Abstract 1880: Molecular Basis of Inward-Rectifier Potassium Current Upregulation in Human Atrial Fibrillation: Contrasting Mechanisms for IK1 versus Constitutive IKACh
Introduction: Upregulation of Kir-based inward rectifiers IK1 and constitutively active acetylcholine-regulated current (IKACh,c) is a prominent contributor to atrial fibrillation (AF) maintenance. This study assessed occurrence and molecular basis of altered IK1 and IKACh,c in man.
Methods: Left atrial samples from mitral valve repair patients (n = 21 AF; n = 20 SR) were studied. Patch-clamp was applied to record currents. Immunoblots and confocal microscopy were used to study protein content and localization. Quantitative real-time PCR was performed to study microRNA and mRNA levels.
Results: IK1 and IKACh,c densities were greater in cells from AF than SR patients (at −120 mV: 3.5 ± 2.6 vs. 2.1 ± 1.1 pA/pF for IK1 and 1.3 ± 0.8 vs. 0.4 ± 0.3 pA/pF for IKACh,c). Kir2.1 protein (underlying IK1) was increased by AF (Fig.⇓) but Kir2.3 was unchanged. Kir2.1 mRNA was increased and Kir2.3 mRNA reduced. Kir3.1 and Kir3.4 (underlying IKACh,c) protein was unaffected.

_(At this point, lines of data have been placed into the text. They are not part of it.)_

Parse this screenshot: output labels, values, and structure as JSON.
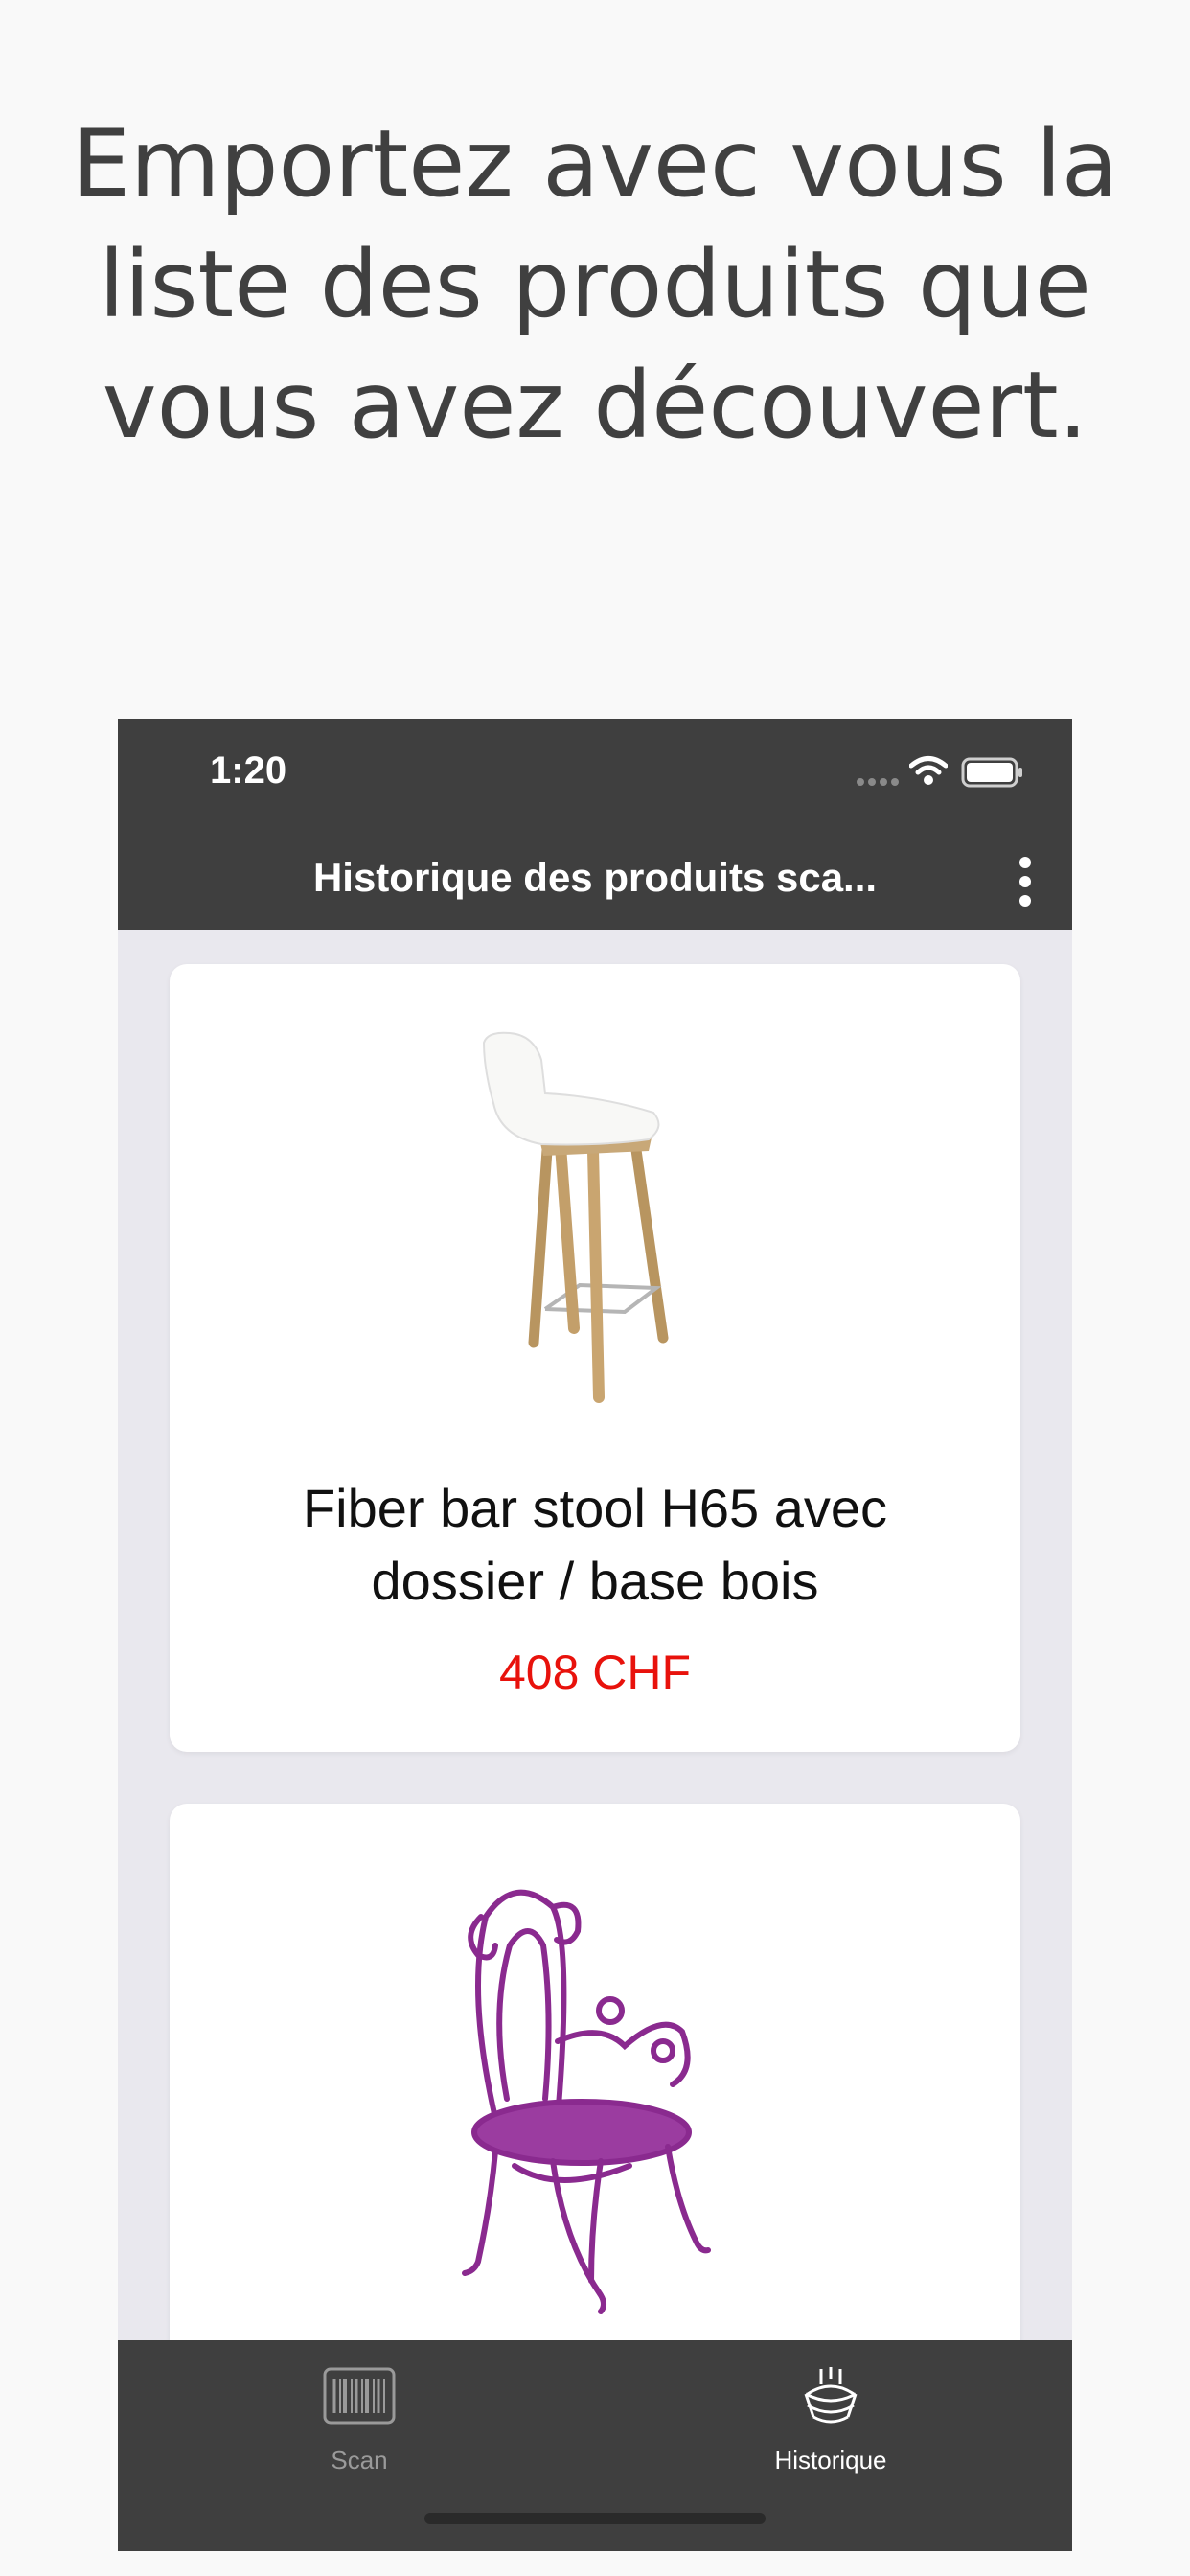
{
  "headline": {
    "line1": "Emportez avec vous la",
    "line2": "liste des produits que",
    "line3": "vous avez découvert."
  },
  "status_bar": {
    "time": "1:20",
    "icons": [
      "signal-icon",
      "wifi-icon",
      "battery-icon"
    ]
  },
  "nav": {
    "title": "Historique des produits sca...",
    "menu_icon": "more-vertical-icon"
  },
  "products": [
    {
      "title_line1": "Fiber bar stool H65 avec",
      "title_line2": "dossier / base bois",
      "price": "408 CHF",
      "image_icon": "bar-stool-image"
    },
    {
      "image_icon": "purple-chair-image"
    }
  ],
  "tabs": [
    {
      "label": "Scan",
      "icon": "barcode-icon",
      "active": false
    },
    {
      "label": "Historique",
      "icon": "lamp-icon",
      "active": true
    }
  ],
  "colors": {
    "bar_background": "#3f3f3f",
    "price": "#e8120c",
    "list_background": "#e9e8ee",
    "chair_purple": "#8a2a8f",
    "tab_inactive": "#9a9a9a",
    "tab_active": "#ffffff"
  }
}
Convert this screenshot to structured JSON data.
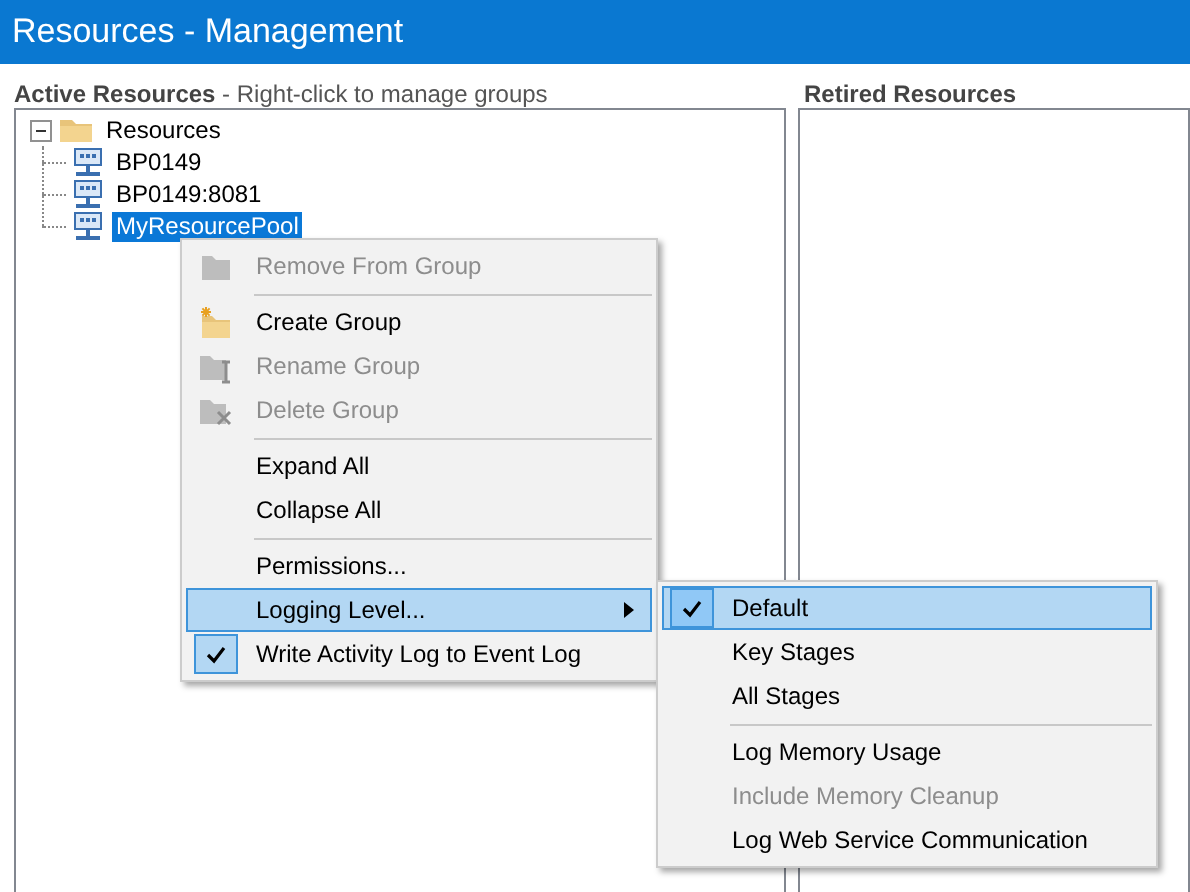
{
  "window": {
    "title": "Resources - Management"
  },
  "active_panel": {
    "title": "Active Resources",
    "hint": " - Right-click to manage groups",
    "tree": [
      {
        "label": "Resources",
        "kind": "folder",
        "expanded": true,
        "selected": false,
        "children": [
          {
            "label": "BP0149",
            "kind": "server",
            "selected": false
          },
          {
            "label": "BP0149:8081",
            "kind": "server",
            "selected": false
          },
          {
            "label": "MyResourcePool",
            "kind": "server",
            "selected": true
          }
        ]
      }
    ]
  },
  "retired_panel": {
    "title": "Retired Resources"
  },
  "context_menu": {
    "items": [
      {
        "kind": "item",
        "label": "Remove From Group",
        "disabled": true,
        "checked": false,
        "selected": false
      },
      {
        "kind": "separator"
      },
      {
        "kind": "item",
        "label": "Create Group",
        "disabled": false,
        "checked": false,
        "selected": false
      },
      {
        "kind": "item",
        "label": "Rename Group",
        "disabled": true,
        "checked": false,
        "selected": false
      },
      {
        "kind": "item",
        "label": "Delete Group",
        "disabled": true,
        "checked": false,
        "selected": false
      },
      {
        "kind": "separator"
      },
      {
        "kind": "item",
        "label": "Expand All",
        "disabled": false,
        "checked": false,
        "selected": false
      },
      {
        "kind": "item",
        "label": "Collapse All",
        "disabled": false,
        "checked": false,
        "selected": false
      },
      {
        "kind": "separator"
      },
      {
        "kind": "item",
        "label": "Permissions...",
        "disabled": false,
        "checked": false,
        "selected": false
      },
      {
        "kind": "submenu",
        "label": "Logging Level...",
        "disabled": false,
        "checked": false,
        "selected": true
      },
      {
        "kind": "item",
        "label": "Write Activity Log to Event Log",
        "disabled": false,
        "checked": true,
        "selected": false
      }
    ]
  },
  "submenu": {
    "items": [
      {
        "kind": "item",
        "label": "Default",
        "disabled": false,
        "checked": true,
        "selected": true
      },
      {
        "kind": "item",
        "label": "Key Stages",
        "disabled": false,
        "checked": false,
        "selected": false
      },
      {
        "kind": "item",
        "label": "All Stages",
        "disabled": false,
        "checked": false,
        "selected": false
      },
      {
        "kind": "separator"
      },
      {
        "kind": "item",
        "label": "Log Memory Usage",
        "disabled": false,
        "checked": false,
        "selected": false
      },
      {
        "kind": "item",
        "label": "Include Memory Cleanup",
        "disabled": true,
        "checked": false,
        "selected": false
      },
      {
        "kind": "item",
        "label": "Log Web Service Communication",
        "disabled": false,
        "checked": false,
        "selected": false
      }
    ]
  }
}
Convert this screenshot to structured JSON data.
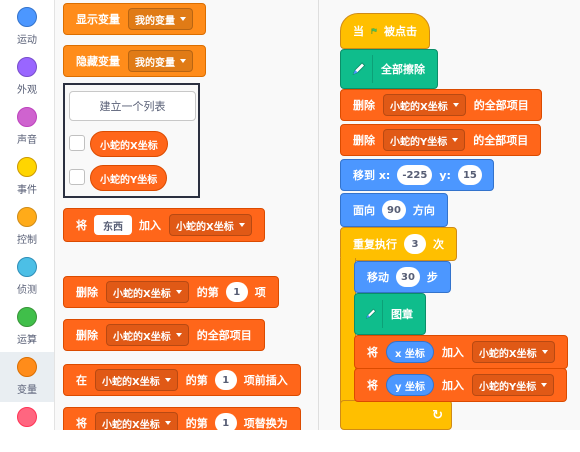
{
  "categories": [
    {
      "label": "运动",
      "color": "#4c97ff"
    },
    {
      "label": "外观",
      "color": "#9966ff"
    },
    {
      "label": "声音",
      "color": "#cf63cf"
    },
    {
      "label": "事件",
      "color": "#ffd500"
    },
    {
      "label": "控制",
      "color": "#ffab19"
    },
    {
      "label": "侦测",
      "color": "#4cbfe6"
    },
    {
      "label": "运算",
      "color": "#40bf4a"
    },
    {
      "label": "变量",
      "color": "#ff8c1a"
    },
    {
      "label": "",
      "color": "#ff6680"
    }
  ],
  "palette": {
    "show_var": {
      "label": "显示变量",
      "var": "我的变量"
    },
    "hide_var": {
      "label": "隐藏变量",
      "var": "我的变量"
    },
    "make_list": "建立一个列表",
    "lists": [
      "小蛇的X坐标",
      "小蛇的Y坐标"
    ],
    "add_to": {
      "prefix": "将",
      "value": "东西",
      "middle": "加入",
      "list": "小蛇的X坐标"
    },
    "delete_item": {
      "prefix": "删除",
      "list": "小蛇的X坐标",
      "mid": "的第",
      "num": "1",
      "suffix": "项"
    },
    "delete_all": {
      "prefix": "删除",
      "list": "小蛇的X坐标",
      "suffix": "的全部项目"
    },
    "insert_at": {
      "prefix": "在",
      "list": "小蛇的X坐标",
      "mid": "的第",
      "num": "1",
      "suffix": "项前插入"
    },
    "replace_at": {
      "prefix": "将",
      "list": "小蛇的X坐标",
      "mid": "的第",
      "num": "1",
      "suffix": "项替换为"
    }
  },
  "script": {
    "hat": {
      "prefix": "当",
      "suffix": "被点击"
    },
    "erase_all": "全部擦除",
    "del_all_x": {
      "prefix": "删除",
      "list": "小蛇的X坐标",
      "suffix": "的全部项目"
    },
    "del_all_y": {
      "prefix": "删除",
      "list": "小蛇的Y坐标",
      "suffix": "的全部项目"
    },
    "goto": {
      "label": "移到 x:",
      "x": "-225",
      "ylabel": "y:",
      "y": "15"
    },
    "point": {
      "label": "面向",
      "deg": "90",
      "suffix": "方向"
    },
    "repeat": {
      "label": "重复执行",
      "times": "3",
      "suffix": "次"
    },
    "move": {
      "label": "移动",
      "steps": "30",
      "suffix": "步"
    },
    "stamp": "图章",
    "add_x": {
      "prefix": "将",
      "reporter": "x 坐标",
      "middle": "加入",
      "list": "小蛇的X坐标"
    },
    "add_y": {
      "prefix": "将",
      "reporter": "y 坐标",
      "middle": "加入",
      "list": "小蛇的Y坐标"
    },
    "loop_arrow": "↻"
  }
}
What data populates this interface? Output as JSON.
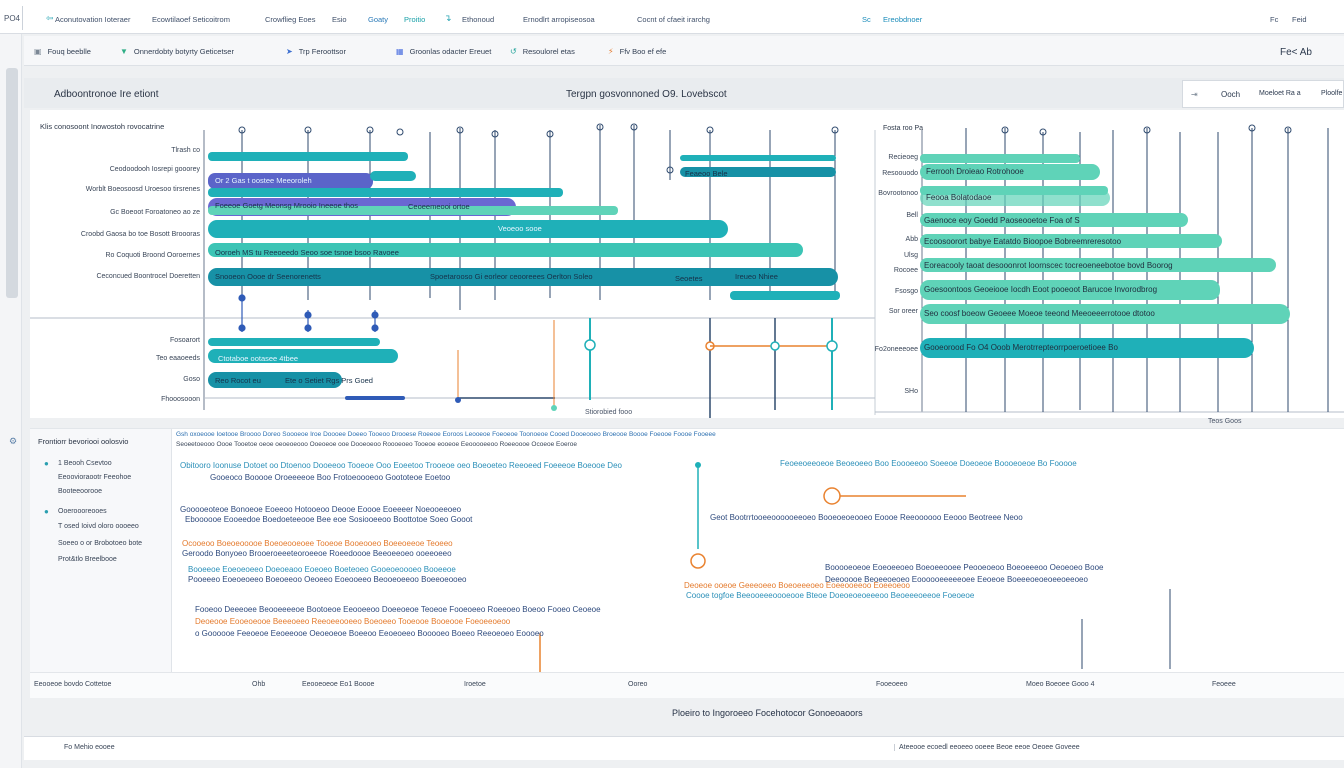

The inhibitory regulatory G-protein Gαi-3 was downregulated, potentially explaining increased free Gαγ and IKACh,c. No change in other regulatory proteins (RGS4, calmodulin) or subcellular channel and regulatory proteins localization occurred with AF. Kir2.1 protein expression is known to be downregulated by the microRNA miR-1: miR-1 expression was reduced by AF (Fig.⇓).
Conclusions: Both inward rectifier currents IK1 and IKACh,c are increased in human AF. IK1 changes are caused by increased protein expression through transcriptional and post-transcriptional modifications related to miR-1 downregulation, whereas the increase in IKACh,c is functional, possibly mediated by decreased inhibitory G-protein expression.